■ **Aim of the task**
Copy out, exactly as written, only the line containing "Convert this screenshot" and the lines after it through the end of the records.

■ **Dataset extract**

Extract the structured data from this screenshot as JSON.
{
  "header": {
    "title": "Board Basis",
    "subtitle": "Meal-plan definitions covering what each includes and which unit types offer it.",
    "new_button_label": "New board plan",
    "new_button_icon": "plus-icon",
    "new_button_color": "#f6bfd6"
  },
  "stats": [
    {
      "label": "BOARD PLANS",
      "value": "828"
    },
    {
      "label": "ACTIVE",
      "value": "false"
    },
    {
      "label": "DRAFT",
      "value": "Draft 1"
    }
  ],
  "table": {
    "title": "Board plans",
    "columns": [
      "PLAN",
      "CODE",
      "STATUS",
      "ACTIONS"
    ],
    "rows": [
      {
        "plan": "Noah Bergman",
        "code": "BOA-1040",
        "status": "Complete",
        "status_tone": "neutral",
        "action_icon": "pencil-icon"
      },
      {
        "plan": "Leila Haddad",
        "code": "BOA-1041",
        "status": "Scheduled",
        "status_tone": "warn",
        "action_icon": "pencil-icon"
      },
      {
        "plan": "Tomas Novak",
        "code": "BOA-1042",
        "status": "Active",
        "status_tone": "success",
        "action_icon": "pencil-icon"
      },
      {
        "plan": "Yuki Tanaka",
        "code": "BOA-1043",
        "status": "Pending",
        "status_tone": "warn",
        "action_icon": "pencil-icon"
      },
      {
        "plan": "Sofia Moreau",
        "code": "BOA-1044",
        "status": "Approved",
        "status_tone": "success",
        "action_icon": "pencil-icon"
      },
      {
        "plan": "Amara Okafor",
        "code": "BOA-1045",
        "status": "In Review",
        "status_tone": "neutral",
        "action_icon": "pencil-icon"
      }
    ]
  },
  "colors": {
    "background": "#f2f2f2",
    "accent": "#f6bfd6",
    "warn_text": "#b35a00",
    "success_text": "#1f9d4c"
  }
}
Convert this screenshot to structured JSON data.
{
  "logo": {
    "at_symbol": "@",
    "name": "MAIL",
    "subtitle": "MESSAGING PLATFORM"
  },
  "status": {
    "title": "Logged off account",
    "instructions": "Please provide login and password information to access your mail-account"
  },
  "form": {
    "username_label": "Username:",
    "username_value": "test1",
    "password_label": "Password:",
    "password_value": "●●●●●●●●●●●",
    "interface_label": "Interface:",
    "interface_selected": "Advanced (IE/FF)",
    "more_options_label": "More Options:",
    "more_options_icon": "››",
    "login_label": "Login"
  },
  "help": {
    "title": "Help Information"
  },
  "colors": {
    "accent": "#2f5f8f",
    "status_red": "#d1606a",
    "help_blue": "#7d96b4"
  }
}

■ **Written reply**
Convert this screenshot to structured JSON data.
{
  "logo": {
    "at_symbol": "@",
    "name": "MAIL",
    "subtitle": "MESSAGING PLATFORM"
  },
  "status": {
    "title": "Logged off account",
    "instructions": "Please provide login and password information to access your mail-account"
  },
  "form": {
    "username_label": "Username:",
    "username_value": "test1",
    "password_label": "Password:",
    "password_value": "●●●●●●●●●●●",
    "interface_label": "Interface:",
    "interface_selected": "Advanced (IE/FF)",
    "more_options_label": "More Options:",
    "more_options_icon": "››",
    "login_label": "Login"
  },
  "help": {
    "title": "Help Information"
  },
  "colors": {
    "accent": "#2f5f8f",
    "status_red": "#d1606a",
    "help_blue": "#7d96b4"
  }
}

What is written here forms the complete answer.